Where a line of the data below has the string "number", copy that line.
☆ ☆ ☆ ☆ ☆
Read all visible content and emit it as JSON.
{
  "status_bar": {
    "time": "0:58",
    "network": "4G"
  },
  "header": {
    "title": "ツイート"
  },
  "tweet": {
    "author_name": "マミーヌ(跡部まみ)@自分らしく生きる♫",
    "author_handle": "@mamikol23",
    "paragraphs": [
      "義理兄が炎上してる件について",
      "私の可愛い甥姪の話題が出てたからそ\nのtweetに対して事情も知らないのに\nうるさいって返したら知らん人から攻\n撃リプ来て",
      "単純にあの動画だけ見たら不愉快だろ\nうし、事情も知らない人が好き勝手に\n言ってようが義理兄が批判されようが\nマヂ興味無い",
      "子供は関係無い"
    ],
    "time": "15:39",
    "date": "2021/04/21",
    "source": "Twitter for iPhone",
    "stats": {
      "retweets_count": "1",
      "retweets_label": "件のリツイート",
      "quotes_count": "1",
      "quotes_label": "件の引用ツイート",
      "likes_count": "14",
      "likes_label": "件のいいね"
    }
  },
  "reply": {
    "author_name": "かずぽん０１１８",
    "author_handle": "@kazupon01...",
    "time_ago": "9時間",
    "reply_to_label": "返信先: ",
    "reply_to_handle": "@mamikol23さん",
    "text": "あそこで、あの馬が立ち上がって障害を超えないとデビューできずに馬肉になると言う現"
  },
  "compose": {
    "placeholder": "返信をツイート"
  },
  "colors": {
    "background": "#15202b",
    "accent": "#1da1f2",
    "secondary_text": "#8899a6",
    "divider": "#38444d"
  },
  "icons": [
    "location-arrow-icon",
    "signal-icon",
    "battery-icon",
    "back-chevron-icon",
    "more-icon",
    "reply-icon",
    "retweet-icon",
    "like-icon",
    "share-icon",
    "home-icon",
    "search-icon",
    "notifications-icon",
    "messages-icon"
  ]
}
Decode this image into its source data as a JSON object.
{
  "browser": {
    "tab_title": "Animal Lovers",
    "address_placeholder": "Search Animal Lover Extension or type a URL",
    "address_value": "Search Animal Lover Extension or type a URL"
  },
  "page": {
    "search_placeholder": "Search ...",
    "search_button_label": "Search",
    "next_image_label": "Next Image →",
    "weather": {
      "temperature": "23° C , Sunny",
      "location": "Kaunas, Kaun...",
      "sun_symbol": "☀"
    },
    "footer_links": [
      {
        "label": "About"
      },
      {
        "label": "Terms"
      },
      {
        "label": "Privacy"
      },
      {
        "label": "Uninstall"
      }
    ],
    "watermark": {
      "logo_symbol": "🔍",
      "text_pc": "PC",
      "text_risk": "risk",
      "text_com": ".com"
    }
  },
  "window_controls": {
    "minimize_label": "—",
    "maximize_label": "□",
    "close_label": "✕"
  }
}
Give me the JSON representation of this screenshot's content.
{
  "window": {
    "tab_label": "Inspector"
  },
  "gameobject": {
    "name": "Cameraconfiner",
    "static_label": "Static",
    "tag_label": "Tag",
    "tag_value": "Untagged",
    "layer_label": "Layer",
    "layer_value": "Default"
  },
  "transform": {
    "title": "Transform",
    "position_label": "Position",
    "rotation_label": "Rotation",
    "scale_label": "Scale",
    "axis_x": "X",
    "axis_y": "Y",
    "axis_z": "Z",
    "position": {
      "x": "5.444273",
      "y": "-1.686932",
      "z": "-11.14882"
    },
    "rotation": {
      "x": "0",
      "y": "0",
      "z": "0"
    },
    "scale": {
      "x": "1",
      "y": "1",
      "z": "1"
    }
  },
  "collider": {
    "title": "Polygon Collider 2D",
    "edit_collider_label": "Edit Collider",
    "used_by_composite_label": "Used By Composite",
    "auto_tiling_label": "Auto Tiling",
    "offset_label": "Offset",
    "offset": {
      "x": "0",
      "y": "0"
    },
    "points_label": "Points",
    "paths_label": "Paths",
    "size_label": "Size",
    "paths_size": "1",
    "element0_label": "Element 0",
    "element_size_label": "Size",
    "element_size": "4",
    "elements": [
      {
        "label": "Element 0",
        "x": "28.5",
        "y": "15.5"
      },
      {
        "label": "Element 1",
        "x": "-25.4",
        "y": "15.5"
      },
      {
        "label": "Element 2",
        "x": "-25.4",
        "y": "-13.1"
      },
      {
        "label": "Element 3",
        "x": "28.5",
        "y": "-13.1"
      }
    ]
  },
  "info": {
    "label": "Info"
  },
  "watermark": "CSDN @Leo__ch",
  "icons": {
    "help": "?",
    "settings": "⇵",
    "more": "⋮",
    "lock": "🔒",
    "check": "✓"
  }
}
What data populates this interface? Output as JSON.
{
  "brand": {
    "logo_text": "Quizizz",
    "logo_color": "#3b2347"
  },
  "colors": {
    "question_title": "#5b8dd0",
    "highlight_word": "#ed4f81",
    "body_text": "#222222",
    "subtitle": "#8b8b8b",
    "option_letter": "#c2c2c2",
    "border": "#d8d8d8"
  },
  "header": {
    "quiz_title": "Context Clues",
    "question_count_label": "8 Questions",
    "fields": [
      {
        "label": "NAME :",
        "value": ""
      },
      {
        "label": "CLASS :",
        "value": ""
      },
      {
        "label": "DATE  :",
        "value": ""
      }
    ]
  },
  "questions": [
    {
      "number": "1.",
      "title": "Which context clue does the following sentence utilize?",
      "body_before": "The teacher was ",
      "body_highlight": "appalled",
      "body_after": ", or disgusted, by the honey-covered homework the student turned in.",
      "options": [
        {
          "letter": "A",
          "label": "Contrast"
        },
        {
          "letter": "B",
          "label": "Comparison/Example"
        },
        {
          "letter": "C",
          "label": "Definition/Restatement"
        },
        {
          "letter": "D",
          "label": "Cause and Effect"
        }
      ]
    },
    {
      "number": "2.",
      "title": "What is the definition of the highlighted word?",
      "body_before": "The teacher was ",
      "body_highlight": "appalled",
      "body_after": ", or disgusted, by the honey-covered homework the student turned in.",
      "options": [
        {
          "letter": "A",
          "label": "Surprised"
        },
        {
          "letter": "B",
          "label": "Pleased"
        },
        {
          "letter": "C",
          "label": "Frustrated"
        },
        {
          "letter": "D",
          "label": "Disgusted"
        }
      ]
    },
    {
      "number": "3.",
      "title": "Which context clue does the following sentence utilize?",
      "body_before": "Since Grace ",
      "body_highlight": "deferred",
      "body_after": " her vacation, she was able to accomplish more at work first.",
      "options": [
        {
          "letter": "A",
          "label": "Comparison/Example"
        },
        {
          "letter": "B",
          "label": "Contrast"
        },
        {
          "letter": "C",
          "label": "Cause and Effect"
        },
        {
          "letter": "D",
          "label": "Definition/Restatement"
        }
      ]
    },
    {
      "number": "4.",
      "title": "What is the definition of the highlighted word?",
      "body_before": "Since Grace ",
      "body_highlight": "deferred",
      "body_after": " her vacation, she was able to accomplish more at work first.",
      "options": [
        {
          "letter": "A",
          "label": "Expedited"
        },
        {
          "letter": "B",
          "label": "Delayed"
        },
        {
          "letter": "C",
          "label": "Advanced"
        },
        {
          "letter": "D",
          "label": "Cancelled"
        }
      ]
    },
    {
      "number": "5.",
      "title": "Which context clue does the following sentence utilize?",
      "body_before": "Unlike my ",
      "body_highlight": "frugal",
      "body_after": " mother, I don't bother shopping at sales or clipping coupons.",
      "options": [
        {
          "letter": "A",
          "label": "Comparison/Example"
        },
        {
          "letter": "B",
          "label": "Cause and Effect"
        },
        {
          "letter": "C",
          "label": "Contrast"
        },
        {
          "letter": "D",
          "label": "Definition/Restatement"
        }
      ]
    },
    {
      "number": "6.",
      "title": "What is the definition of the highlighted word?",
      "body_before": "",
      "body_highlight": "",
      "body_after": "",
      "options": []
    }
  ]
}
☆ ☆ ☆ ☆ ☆
**Exercise result**
      "number": "1.",
      "number": "2.",
      "number": "3.",
      "number": "4.",
      "number": "5.",
      "number": "6.",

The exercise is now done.